The Port of Oakland dedicated the new Hegenberger Road/98th Avenue Gateway to Oakland International Airport as part of the airport’s 75th anniversary celebration in 2002. On August 24, 2003, the airport opened its rental car center. The 15,000-square-foot facility, located at the Airport's historic North Field, houses the operations of the nine on-airport national rental car companies.
Oakland is the western terminus of the Union Pacific Railroad and the Burlington Northern Santa Fe Railroad lines which connect to most major, national rail destinations.
U.S. Interstates 80, 580, 880 and 980 come together in Oakland, along with state highways 24, 13, 123, 61 and 112. More than 184,000 vehicles travel westbound and 160,000 vehicles travel eastbound on I-580 past Lakeshore Avenue daily, while more than 215,000 vehicles traverse southbound and 211,000 vehicle travel northbound on I-880 at 29th/Fruitvale Avenues.
Oakland’s waterfront location allows for frequent commuter service on the Alameda/Oakland ferry to San Francisco’s Ferry Building and PIER 39. Service also runs to Pacific Bell Park and on weekends to Angel Island, a nature lover’s paradise.
The 511 Regional Rideshare Program is a free service that introduces commuters to people who live and work nearby, to carpool, vanpool or even bike to work together. Ridesharing benefits include access to the Bay Area's growing network of carpool lanes, free park-and-ride lots, and a host of commute incentives.
Thanks to the exceptional transit systems in Oakland, many residents choose not to own a car of their own. Car sharing allows use of a car by making vehicles available on a per use basis without incurring the ownership costs. City CarShare offers car shares at 10 Oakland locations including City Center, Rockridge, Lake Merritt, West Oakland, Downtown, Adams Point, Grand Avenue, Old Oakland and Piedmont Avenue. Zipcar offers car shares at six locations including Downtown Oakland, Jack London Square, Lake Merritt, Old Oakland, Adams Point and Rockridge.

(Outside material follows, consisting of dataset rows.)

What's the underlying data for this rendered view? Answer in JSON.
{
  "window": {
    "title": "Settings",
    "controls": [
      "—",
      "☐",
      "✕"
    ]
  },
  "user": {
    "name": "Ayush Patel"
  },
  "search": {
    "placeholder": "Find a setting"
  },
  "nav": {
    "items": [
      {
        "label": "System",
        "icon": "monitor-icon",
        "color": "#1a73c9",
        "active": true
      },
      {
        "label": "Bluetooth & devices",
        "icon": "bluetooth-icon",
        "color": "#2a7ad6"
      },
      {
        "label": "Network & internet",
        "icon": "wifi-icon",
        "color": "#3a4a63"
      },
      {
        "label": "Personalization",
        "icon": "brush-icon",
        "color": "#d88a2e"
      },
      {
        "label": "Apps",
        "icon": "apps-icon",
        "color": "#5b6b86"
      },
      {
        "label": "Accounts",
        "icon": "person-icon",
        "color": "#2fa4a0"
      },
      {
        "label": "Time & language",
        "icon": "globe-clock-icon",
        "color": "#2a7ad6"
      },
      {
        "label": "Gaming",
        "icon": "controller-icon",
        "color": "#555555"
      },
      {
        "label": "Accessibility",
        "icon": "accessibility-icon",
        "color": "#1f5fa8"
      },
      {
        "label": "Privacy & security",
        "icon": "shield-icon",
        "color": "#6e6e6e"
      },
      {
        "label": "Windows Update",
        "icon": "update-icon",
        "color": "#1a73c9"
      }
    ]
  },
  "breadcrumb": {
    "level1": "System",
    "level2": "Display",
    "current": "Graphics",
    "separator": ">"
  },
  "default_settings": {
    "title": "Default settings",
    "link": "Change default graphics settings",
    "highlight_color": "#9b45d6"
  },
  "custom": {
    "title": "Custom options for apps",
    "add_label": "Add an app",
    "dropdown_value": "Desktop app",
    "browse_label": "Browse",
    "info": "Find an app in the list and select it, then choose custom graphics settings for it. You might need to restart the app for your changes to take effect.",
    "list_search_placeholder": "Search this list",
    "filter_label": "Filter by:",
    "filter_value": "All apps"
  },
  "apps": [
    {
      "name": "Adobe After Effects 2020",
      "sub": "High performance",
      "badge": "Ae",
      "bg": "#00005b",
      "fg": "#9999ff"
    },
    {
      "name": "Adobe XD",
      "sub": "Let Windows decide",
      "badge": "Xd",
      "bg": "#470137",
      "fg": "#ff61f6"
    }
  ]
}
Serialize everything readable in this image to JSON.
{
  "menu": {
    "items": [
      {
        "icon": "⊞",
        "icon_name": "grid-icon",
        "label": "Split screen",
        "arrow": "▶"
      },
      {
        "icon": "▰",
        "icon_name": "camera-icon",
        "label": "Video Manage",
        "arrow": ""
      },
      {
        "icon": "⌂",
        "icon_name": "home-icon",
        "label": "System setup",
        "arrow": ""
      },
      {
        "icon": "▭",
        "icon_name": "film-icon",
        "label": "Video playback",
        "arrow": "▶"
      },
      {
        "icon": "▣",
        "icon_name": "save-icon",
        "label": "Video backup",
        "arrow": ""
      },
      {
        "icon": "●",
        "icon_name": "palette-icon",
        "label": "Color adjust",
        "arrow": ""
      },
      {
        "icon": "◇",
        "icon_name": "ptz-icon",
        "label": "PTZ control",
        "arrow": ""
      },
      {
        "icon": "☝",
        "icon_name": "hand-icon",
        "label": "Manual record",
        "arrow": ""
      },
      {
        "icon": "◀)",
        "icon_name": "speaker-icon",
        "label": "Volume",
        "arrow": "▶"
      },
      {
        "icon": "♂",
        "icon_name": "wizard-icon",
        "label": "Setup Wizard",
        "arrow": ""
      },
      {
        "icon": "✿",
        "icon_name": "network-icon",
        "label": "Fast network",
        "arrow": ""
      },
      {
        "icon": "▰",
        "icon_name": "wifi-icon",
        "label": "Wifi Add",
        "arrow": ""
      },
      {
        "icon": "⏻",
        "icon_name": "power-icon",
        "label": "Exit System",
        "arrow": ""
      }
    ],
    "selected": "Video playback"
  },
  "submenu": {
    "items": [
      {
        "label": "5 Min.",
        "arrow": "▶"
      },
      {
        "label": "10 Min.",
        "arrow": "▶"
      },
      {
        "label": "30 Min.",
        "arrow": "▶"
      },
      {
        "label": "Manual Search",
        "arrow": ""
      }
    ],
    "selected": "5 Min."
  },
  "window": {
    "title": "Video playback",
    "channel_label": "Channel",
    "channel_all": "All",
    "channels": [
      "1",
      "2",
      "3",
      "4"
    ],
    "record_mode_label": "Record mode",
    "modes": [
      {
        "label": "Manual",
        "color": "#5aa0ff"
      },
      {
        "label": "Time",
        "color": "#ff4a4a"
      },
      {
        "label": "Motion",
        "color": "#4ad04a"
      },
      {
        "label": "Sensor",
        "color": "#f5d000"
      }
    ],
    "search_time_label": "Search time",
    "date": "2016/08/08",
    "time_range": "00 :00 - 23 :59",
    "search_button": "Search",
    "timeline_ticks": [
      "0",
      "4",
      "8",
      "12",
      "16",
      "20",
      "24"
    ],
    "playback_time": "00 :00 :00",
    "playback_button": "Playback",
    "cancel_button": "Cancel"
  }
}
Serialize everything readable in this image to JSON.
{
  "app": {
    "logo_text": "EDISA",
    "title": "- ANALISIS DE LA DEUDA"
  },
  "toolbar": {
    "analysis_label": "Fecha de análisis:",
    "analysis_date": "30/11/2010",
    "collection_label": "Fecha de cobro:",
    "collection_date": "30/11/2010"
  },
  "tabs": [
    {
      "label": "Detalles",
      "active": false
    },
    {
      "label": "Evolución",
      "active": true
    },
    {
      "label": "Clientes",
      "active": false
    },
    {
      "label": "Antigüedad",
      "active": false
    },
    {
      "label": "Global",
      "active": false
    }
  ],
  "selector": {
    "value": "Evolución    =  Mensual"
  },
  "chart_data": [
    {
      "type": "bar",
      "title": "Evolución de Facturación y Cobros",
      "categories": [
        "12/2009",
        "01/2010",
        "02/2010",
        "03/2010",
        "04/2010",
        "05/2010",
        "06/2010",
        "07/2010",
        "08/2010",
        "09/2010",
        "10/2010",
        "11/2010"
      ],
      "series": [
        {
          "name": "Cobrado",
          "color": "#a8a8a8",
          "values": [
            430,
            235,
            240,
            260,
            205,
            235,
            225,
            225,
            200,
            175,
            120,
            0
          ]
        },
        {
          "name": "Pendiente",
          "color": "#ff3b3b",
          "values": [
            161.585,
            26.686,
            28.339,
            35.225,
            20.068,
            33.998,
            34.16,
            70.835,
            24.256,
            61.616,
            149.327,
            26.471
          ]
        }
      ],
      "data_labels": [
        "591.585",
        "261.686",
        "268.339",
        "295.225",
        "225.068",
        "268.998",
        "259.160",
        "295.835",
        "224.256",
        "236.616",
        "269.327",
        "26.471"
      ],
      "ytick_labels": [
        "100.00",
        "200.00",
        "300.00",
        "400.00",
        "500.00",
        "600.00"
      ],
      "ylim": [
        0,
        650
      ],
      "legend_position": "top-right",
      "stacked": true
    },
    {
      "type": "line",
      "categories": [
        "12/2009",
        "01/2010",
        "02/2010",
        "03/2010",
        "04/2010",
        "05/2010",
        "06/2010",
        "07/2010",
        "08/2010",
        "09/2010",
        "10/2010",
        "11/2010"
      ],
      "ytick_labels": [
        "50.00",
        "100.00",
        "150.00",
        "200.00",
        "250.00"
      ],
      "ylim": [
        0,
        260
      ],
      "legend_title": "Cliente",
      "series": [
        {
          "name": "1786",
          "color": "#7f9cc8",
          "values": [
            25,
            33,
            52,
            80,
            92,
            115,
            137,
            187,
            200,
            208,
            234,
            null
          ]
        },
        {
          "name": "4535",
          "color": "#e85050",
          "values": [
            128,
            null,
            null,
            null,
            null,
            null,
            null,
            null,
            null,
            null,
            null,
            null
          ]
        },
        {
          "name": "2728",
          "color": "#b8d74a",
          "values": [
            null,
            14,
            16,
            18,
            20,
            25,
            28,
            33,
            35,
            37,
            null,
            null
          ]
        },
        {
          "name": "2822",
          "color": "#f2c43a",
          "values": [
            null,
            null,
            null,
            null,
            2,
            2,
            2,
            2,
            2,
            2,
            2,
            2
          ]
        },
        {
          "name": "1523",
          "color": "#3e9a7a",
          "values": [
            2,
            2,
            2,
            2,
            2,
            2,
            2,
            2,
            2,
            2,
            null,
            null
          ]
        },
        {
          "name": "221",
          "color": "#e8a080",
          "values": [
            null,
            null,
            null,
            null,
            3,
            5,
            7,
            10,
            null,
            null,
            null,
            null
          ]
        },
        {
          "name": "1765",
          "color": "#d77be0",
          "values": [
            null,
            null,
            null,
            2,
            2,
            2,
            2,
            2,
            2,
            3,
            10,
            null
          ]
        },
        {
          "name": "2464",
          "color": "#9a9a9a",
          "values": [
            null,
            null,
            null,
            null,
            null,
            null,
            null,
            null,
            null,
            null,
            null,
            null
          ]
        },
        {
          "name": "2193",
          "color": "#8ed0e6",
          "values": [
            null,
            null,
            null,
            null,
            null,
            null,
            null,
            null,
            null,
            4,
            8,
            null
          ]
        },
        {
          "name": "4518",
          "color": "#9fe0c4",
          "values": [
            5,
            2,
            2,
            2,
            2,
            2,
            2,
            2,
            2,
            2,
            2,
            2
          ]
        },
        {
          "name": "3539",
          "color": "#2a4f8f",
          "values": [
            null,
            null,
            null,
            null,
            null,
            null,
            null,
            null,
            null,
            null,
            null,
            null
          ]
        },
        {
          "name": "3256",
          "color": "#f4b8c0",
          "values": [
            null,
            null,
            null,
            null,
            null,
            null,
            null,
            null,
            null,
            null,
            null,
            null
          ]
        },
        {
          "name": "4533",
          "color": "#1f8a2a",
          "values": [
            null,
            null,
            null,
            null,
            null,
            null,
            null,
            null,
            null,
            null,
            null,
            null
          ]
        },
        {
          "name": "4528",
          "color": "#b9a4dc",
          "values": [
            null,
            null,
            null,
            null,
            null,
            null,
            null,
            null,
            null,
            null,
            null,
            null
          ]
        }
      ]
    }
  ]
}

Oakland has an excellent public transit system. Oakland is the hub for the Bay Area Rapid Transit District (BART), the high-speed, regional rail system with 104-miles of track including the 3.6-mile Transbay tube. With eight stations in Oakland, it is easy to jump on a train to downtown Oakland and other Bay Area cities. A trip from City Center in Oakland to downtown San Francisco takes 11 minutes. Other transit services include AC Transit bus service and Amtrak service with multiple departures daily on three routes linking to the Pacific Northwest, Southern California and the Central Valley including the Capitol Corridor line which is the third-most popluar line in Amtrak's national rail network.
The reach and ease-of-use of these transit systems make commuting to Oakland a quick and affordable option for your employees who live in neighboring cities.
511 is a toll-free phone and Web service that consolidates Bay Area transportation-related information into a one-stop resource. This easy three-digit number provides up-to-the-minute information on traffic conditions and incidents, details on public transportation routes and fares, instant carpool and vanpool referrals, bicycling information and more.